You know the effect a laser pointer has on most dogs and cats; they'll chase that microscopic dot to the point of madness. Young Kiva was an addict till we chucked that thing out the window, and once it was gone, I forgot all about it. Until here we are ten years later, Ruby and I turn a corner, get hit with the frying pan, and we're seeing stars EVERYWHERE.
Of course, my split second instinct was, OH SH(insertvowelhere)T. Ruby saw this hallucinogenic kaleidoscope on the walls, ceiling, floor, me, herself, and she instantly became...let's just say, DERANGED.
(I know. I'm using a lot of caps. IT WAS A CAPS KIND OF MOMENT. The pictures don't do it justice because the flash kind of bleached those buggers out, but trust me. Just...trust me.)
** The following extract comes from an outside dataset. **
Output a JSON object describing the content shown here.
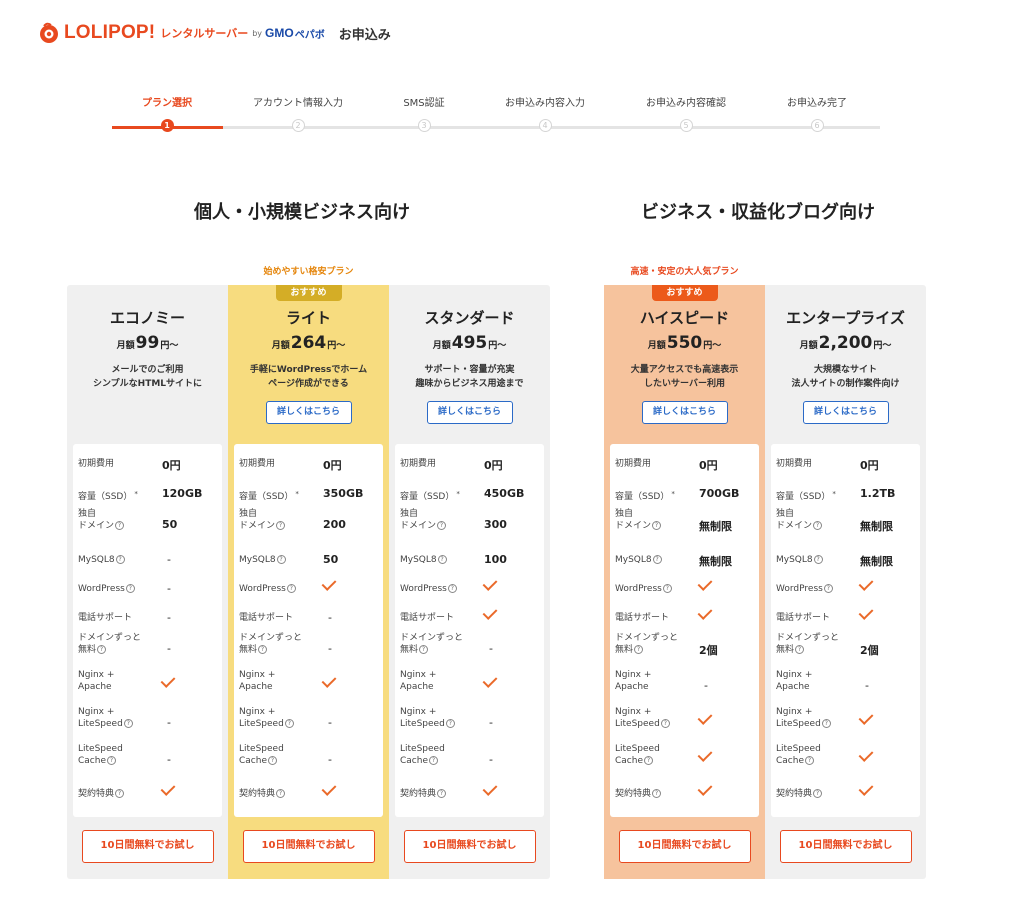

When she first hurled herself tail over teacups at the dots, I wasn't quite sure what to do, and to be honest, I was slightly worried about her trashing all that expensive equipment. But sometimes the best training opportunities are the ones you don't expect...aren't prepared for...hadn't anticipated...tremendously wish you had thought of... and I realized that I knew exactly what I had to do to get my dog's attention. I grabbed the clicker and spoke her name. She ignored me and I spoke it again. The very instant she paid me even a fraction of a second of attention, I clicked and gave her a treat. I spoke her name again, she hesitated, I clicked/treated her again. After a few click/treats, even though the dots were still flying, I had her.
And once I knew I could get her attention here at
Below, no flash. A little blurry, but you can tell that the dots were very bright and very fast. Trippy and zippy!
I've learned a lot from these past two surprise situations (here and at PetSmart). Calmness travels down the leash just as much as nerves do.
I'm also gaining confidence that no matter where we are, or how unexpected the situation, as long as she's safe (and as long as no one is throwing us out), we can just take the time we need to see it through, together.